**Description of the task:** Count how many lines of the data include "your". The answer is that number and nothing else.

Saved entries:
--- --- ---
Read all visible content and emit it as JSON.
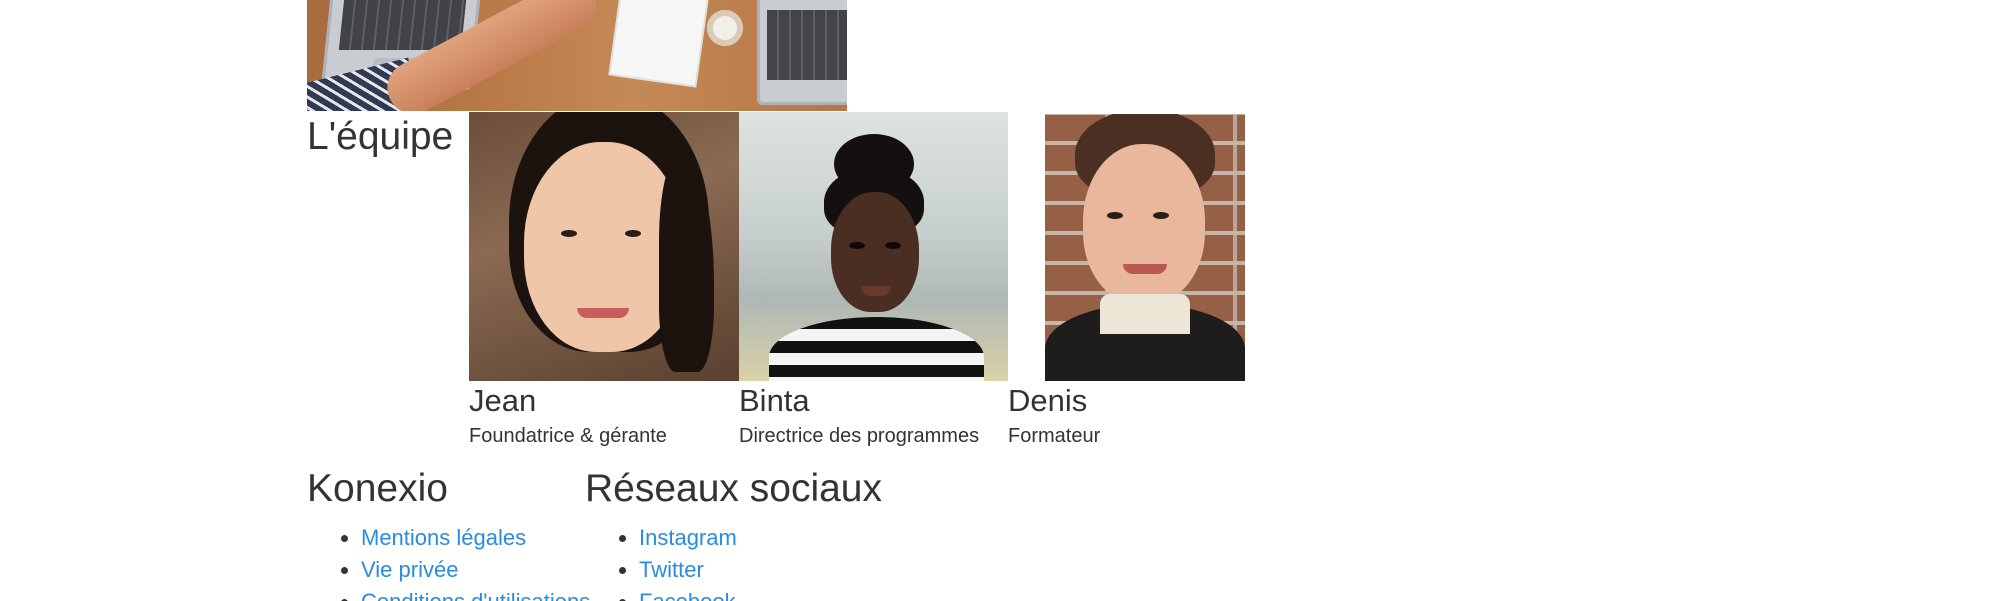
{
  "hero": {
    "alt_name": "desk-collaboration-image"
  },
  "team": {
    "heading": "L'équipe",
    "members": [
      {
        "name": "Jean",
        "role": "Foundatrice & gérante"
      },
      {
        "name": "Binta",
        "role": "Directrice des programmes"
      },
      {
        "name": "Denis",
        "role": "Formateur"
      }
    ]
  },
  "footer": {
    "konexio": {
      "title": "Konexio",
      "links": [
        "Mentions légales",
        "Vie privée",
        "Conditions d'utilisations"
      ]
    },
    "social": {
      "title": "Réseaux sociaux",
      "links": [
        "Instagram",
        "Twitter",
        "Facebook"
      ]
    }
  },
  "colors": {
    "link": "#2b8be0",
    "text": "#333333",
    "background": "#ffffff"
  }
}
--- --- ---
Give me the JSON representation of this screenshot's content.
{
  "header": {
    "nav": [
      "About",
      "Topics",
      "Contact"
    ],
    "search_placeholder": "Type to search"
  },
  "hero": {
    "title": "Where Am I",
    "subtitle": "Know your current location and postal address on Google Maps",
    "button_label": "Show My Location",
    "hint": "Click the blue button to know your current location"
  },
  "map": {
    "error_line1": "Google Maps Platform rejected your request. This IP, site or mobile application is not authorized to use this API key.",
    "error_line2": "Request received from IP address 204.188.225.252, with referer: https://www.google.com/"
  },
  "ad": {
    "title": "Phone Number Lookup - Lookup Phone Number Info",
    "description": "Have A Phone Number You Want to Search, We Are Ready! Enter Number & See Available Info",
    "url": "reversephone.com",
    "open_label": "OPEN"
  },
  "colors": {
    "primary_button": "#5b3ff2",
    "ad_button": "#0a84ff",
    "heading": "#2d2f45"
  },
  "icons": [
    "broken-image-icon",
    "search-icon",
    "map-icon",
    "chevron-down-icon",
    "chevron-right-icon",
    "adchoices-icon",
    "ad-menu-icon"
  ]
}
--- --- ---
**Exercise result:** 3